Public-health experts and epidemiologists say the current stage of the pandemic is one of the trickiest to navigate. The virus in many places is in retreat but not defeated. Reopening shuttered economies too quickly risks giving it the chance to proliferate, while keeping them buttoned down whittles away jobs and income. A vaccine might be months away, or it might be years.

Governments are in a bind: Move toward a more open society and hope to stay on top of new flare-ups? Or keep the pressure up to push case numbers as close to zero as possible?

For some public-health experts, the question is a no-brainer. “The human toll is too great. The countries that can and have the capacity and the resources should eliminate it,” said Devi Sridhar, professor of global public health at the University of Edinburgh in Scotland, who advocates countries maintain social-distancing and other restrictions until internal transmission of the virus is effectively halted.

Countries can then switch their focus to screening travelers and quarantining them if necessary to ensure incomers don’t seed new outbreaks, she said. That is a better strategy economically than easing restrictions too soon because, as some U.S. states have already discovered, an uptick in cases might lead to lockdowns being reimposed, she said.

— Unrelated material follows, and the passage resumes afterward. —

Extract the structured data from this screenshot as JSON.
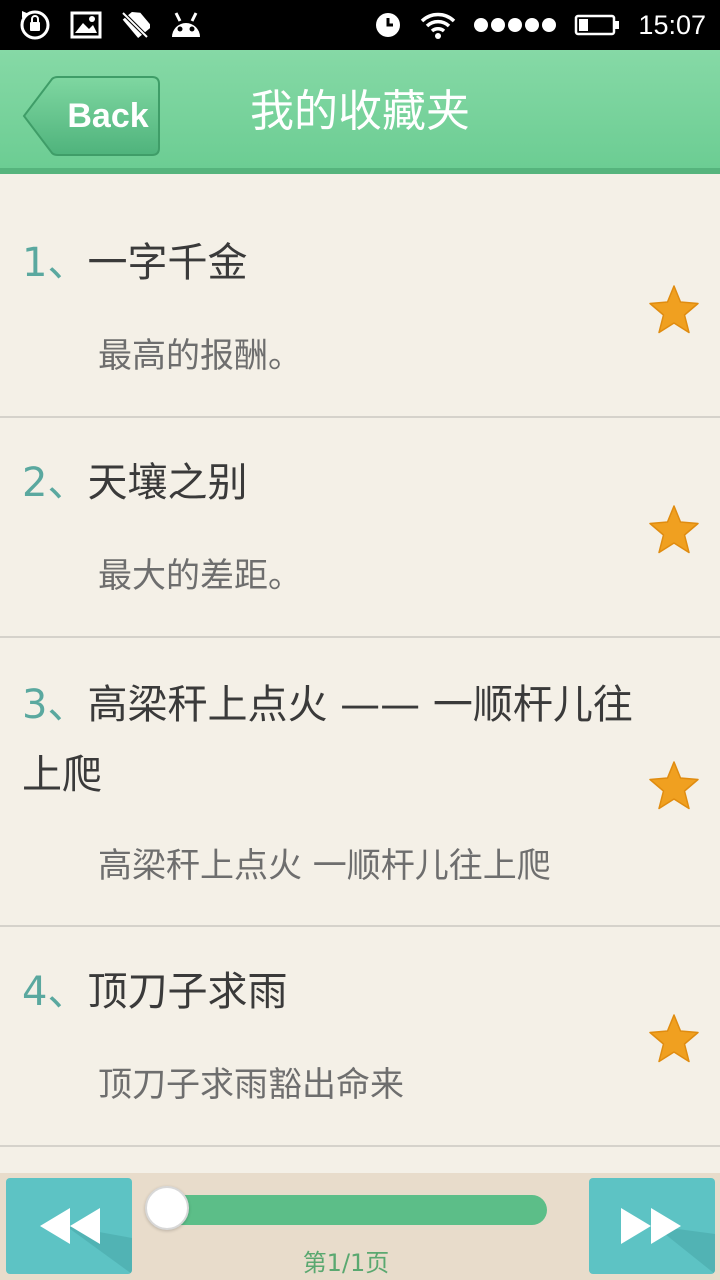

In Asia, Taiwan has reported just three cases in the past two weeks, all incomers from overseas. Vietnam’s government says it hasn’t had a case of local transmission for 78 days straight.

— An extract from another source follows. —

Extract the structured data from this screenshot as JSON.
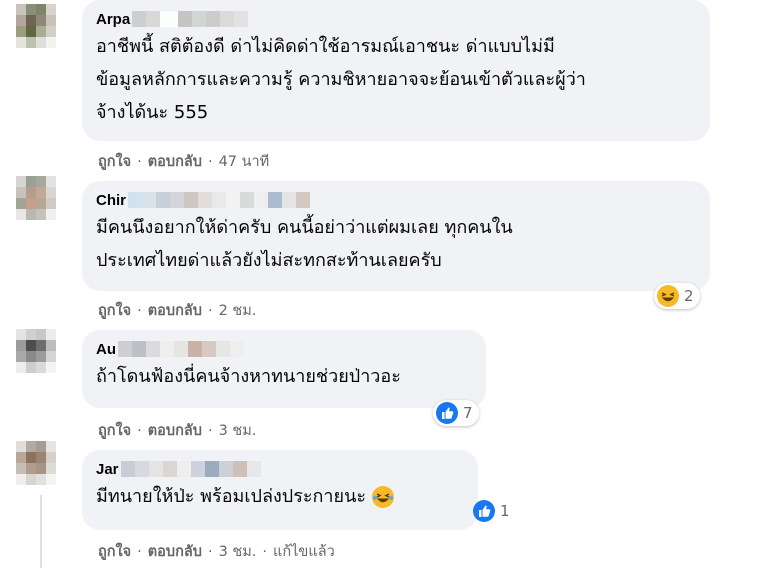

A zero-transmission strategy isn’t foolproof: New Zealand declared the virus eliminated within its territory as early as May but has since had new cases carried in by returning citizens, prompting the government to tighten quarantine measures. Australia had appeared close to shutting down internal transmission but has since seen cases flare in Melbourne, its second most-populous city.

Keith Neal, emeritus professor of epidemiology at the University of Nottingham in England, said eliminating local transmission and imposing onerous border controls are feasible options for small countries but less so for large ones, especially those like the U.S. and major countries in Western Europe that share land borders with others.

Rigorous testing and tracing the contacts of infected people alongside local lockdowns are the “only realistic options” for controlling the virus in the short term, he said.

Estonia and Norway have close ties to neighbors in Northern Europe that make intrusive screening and quarantine measures impractical, officials from both countries say. Instead, having brought infection numbers to a low level, the two countries are now deploying sophisticated test, trace and isolate programs to find new cases before they can spread the virus.

“Estonia is a small country and our economy relies on being open to our neighbors, to our export partners,” said Ms. Jesse. “Our strategy is to live with Covid and to contain it.”

Norway decided early on in the pandemic to ditch the textbook advice to “flatten the curve”—to spread infections out to prevent health services being overwhelmed—and opted instead for strict regulations upfront to squeeze transmission in the first place, said Norwegian Health Minister Bent Høie.

“Our goal is to find and identify small waves locally and hit them down before they get to be regional or national waves,” he said.

Courtesy/Source: The Wall Street Journal